A boarding house is full of young actresses hoping to be discovered on Broadway. Daily they talk of the rehearsals they were in, the parts they lost and nearly got not with jaded pessimism, but sarcastic hope. When Terry Randall (Katharine Hepburn) walks in looking very high class with too much luggage and seeking accommodations, the girls push her away as an outsider and a threat. What’s a rich girl with such a big wardrobe doing in a dump like this? It seems that Terry wants to break into the business on her own, not with her family’s high class influence.
Among the countless girls in the boarding house are Jean (Ginger Rogers) and Kay (Andrea Leeds). Jean, a smart mouthed blond, gets Terry as a new roommate and through her meets Powell, am important producer of plays. Kay is desperate for a part, she’s behind on her rent and on the edge of being kicked out of the boarding house. When Terry lands the leading role in Powell’s newest play, it tears Kay up inside and drives her to desperate measures.

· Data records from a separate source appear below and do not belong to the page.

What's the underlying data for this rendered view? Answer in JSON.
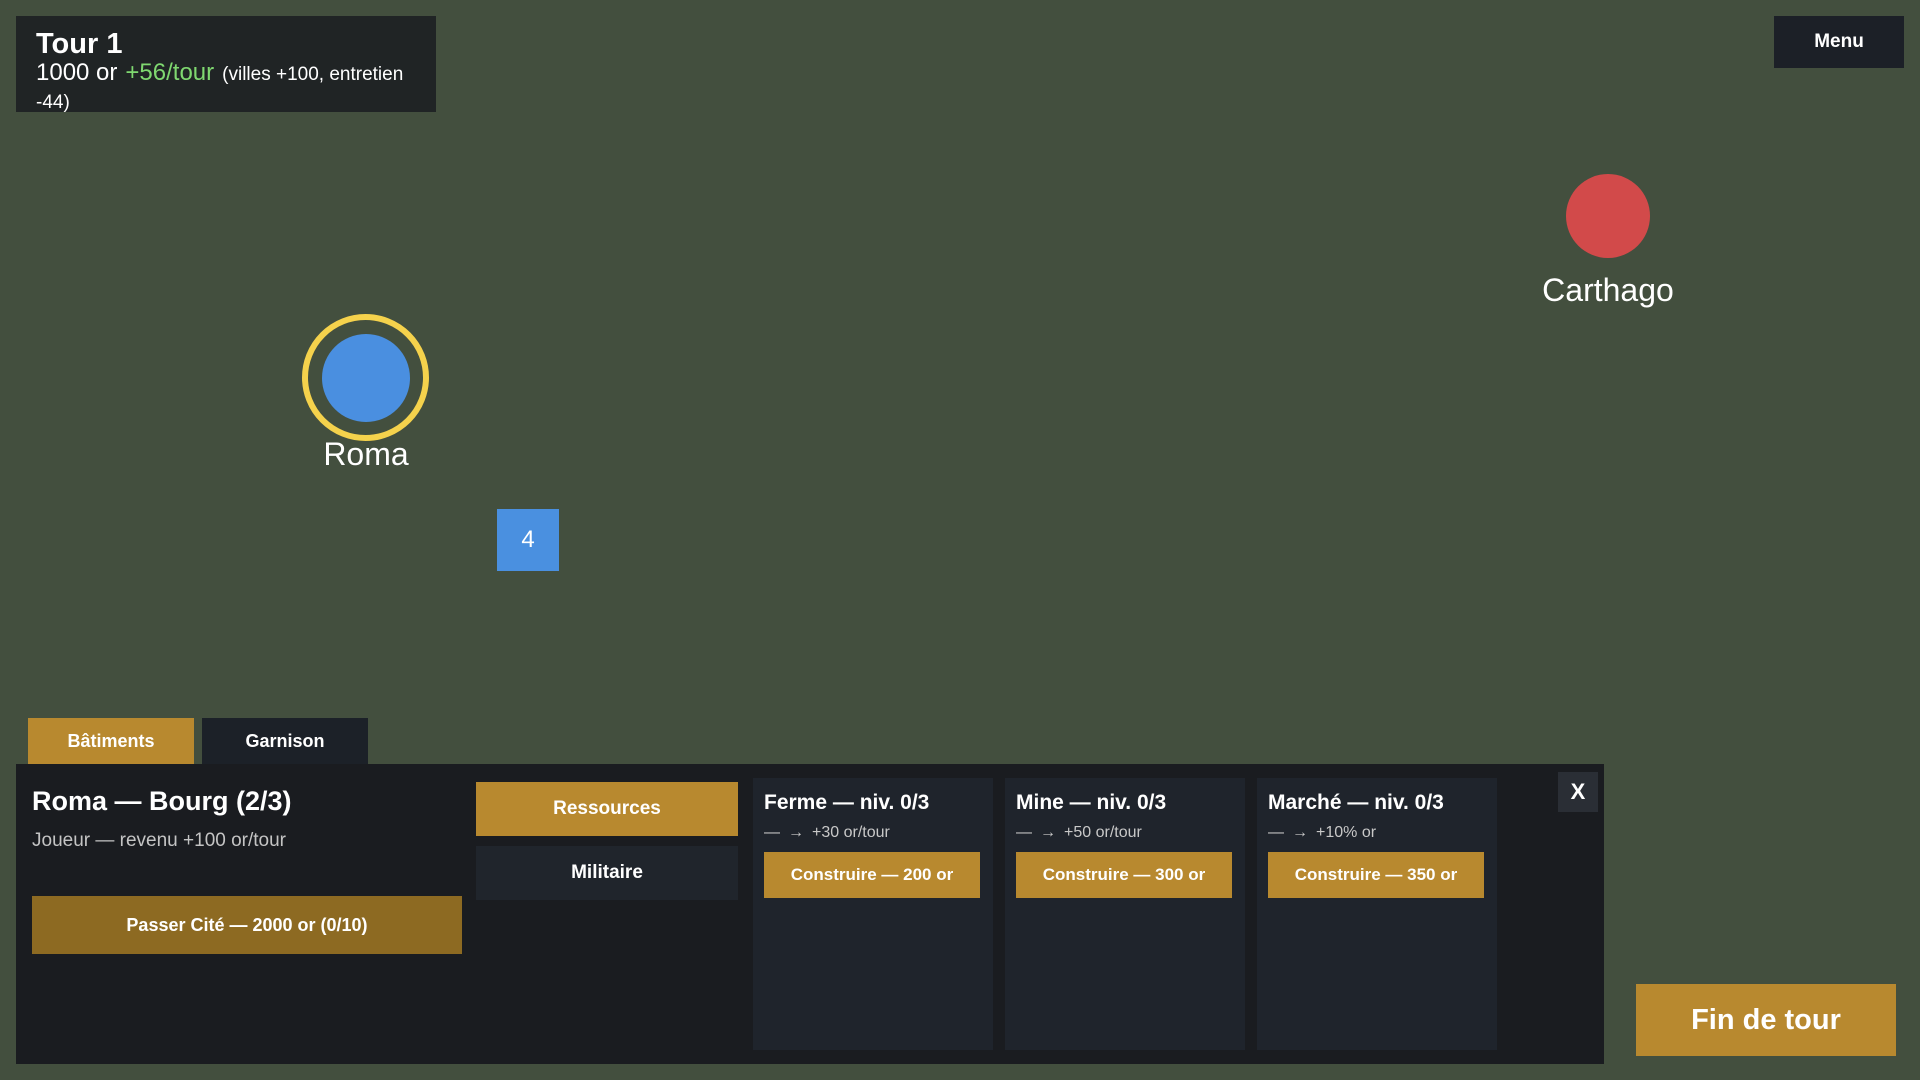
{
  "hud": {
    "turn": "Tour 1",
    "gold": "1000 or",
    "income": "+56/tour",
    "detail": "(villes +100, entretien -44)"
  },
  "menu_label": "Menu",
  "map": {
    "cities": {
      "roma": "Roma",
      "carthago": "Carthago"
    },
    "unit_count": "4",
    "colors": {
      "player": "#4a8fe0",
      "enemy": "#d24a4a",
      "selection": "#f5d24c"
    }
  },
  "tabs": {
    "batiments": "Bâtiments",
    "garnison": "Garnison"
  },
  "panel": {
    "title": "Roma — Bourg (2/3)",
    "subtitle": "Joueur — revenu +100 or/tour",
    "upgrade": "Passer Cité — 2000 or (0/10)",
    "categories": {
      "ressources": "Ressources",
      "militaire": "Militaire"
    },
    "buildings": [
      {
        "title": "Ferme — niv. 0/3",
        "from": "—",
        "arrow": "→",
        "to": "+30 or/tour",
        "build": "Construire — 200 or"
      },
      {
        "title": "Mine — niv. 0/3",
        "from": "—",
        "arrow": "→",
        "to": "+50 or/tour",
        "build": "Construire — 300 or"
      },
      {
        "title": "Marché — niv. 0/3",
        "from": "—",
        "arrow": "→",
        "to": "+10% or",
        "build": "Construire — 350 or"
      }
    ],
    "close": "X"
  },
  "end_turn": "Fin de tour"
}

The thing about Terry is she is not a good actress until tragedy strikes and she finds herself to blame. Only until then is she able to pull from her own raw emotions and bring beauty to the stage. That concept makes the film all the more enjoyable.
In the boarding house, there is safety in numbers and confidence knowing you’re not alone. Together these girls can confide in each other, share their disappointments and build each other up. They find courage and a shield from their failures in sarcasm; nearly every girl in that house is a fluent in it. All that is wonderful, but it creates a lot of talk and not much action. In some scenes, the girls all talk back and forth so fast with hidden jokes in the conversation it feels like an episode of Gilmore Girls, only with purpose and classic style.
Really, Stage Door is just an alright film about the odds against becoming a successful performer uplifted by the way the girls pull together. The massive amounts of chatter start to drone towards the middle, suddenly everyone is upset and there’s a teary end. Maybe if you enjoy girlpower/girltalk chick flicks this could really appeal to you, otherwise all those hens clucking could give you a headache.
“When I get back to my room, you’re the only thing I want to find missing.”